* Exercise brief: All lines holding the word "Сообщения" should be located in the records and copied.
##### Extracted information #####
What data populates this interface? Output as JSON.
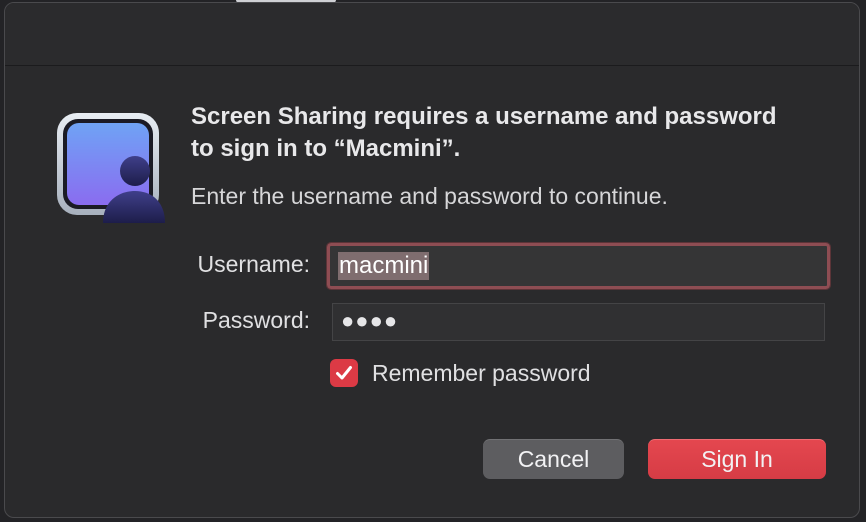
{
  "dialog": {
    "headline": "Screen Sharing requires a username and password to sign in to “Macmini”.",
    "subtext": "Enter the username and password to continue.",
    "icon": "screen-sharing-icon"
  },
  "form": {
    "username_label": "Username:",
    "username_value": "macmini",
    "password_label": "Password:",
    "password_mask": "●●●●",
    "remember_label": "Remember password",
    "remember_checked": true
  },
  "buttons": {
    "cancel_label": "Cancel",
    "signin_label": "Sign In"
  },
  "colors": {
    "accent": "#dc3a45",
    "dialog_bg": "#2a2a2c",
    "focus_ring": "#8e4d53"
  }
}
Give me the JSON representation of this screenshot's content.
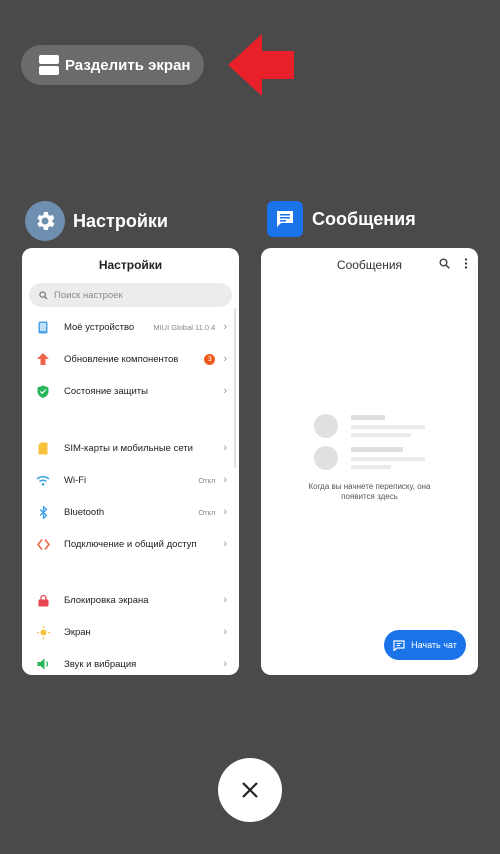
{
  "split_button": {
    "label": "Разделить экран",
    "icon": "split-screen-icon"
  },
  "arrow": {
    "color": "#e8202a"
  },
  "apps": {
    "settings": {
      "name": "Настройки",
      "card_title": "Настройки",
      "search_placeholder": "Поиск настроек",
      "rows": [
        {
          "label": "Моё устройство",
          "value": "MIUI Global 11.0.4",
          "icon": "phone-icon"
        },
        {
          "label": "Обновление компонентов",
          "badge": "3",
          "icon": "update-arrow-icon"
        },
        {
          "label": "Состояние защиты",
          "icon": "shield-check-icon"
        },
        {
          "label": "SIM-карты и мобильные сети",
          "icon": "sim-card-icon"
        },
        {
          "label": "Wi-Fi",
          "value": "Откл",
          "icon": "wifi-icon"
        },
        {
          "label": "Bluetooth",
          "value": "Откл",
          "icon": "bluetooth-icon"
        },
        {
          "label": "Подключение и общий доступ",
          "icon": "connection-icon"
        },
        {
          "label": "Блокировка экрана",
          "icon": "lock-icon"
        },
        {
          "label": "Экран",
          "icon": "brightness-icon"
        },
        {
          "label": "Звук и вибрация",
          "icon": "sound-icon"
        }
      ]
    },
    "messages": {
      "name": "Сообщения",
      "card_title": "Сообщения",
      "empty_text_line1": "Когда вы начнете переписку, она",
      "empty_text_line2": "появится здесь",
      "fab_label": "Начать чат"
    }
  },
  "close_button": {
    "icon": "close-icon"
  }
}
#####
* Written response:
      "name": "Сообщения",
      "card_title": "Сообщения",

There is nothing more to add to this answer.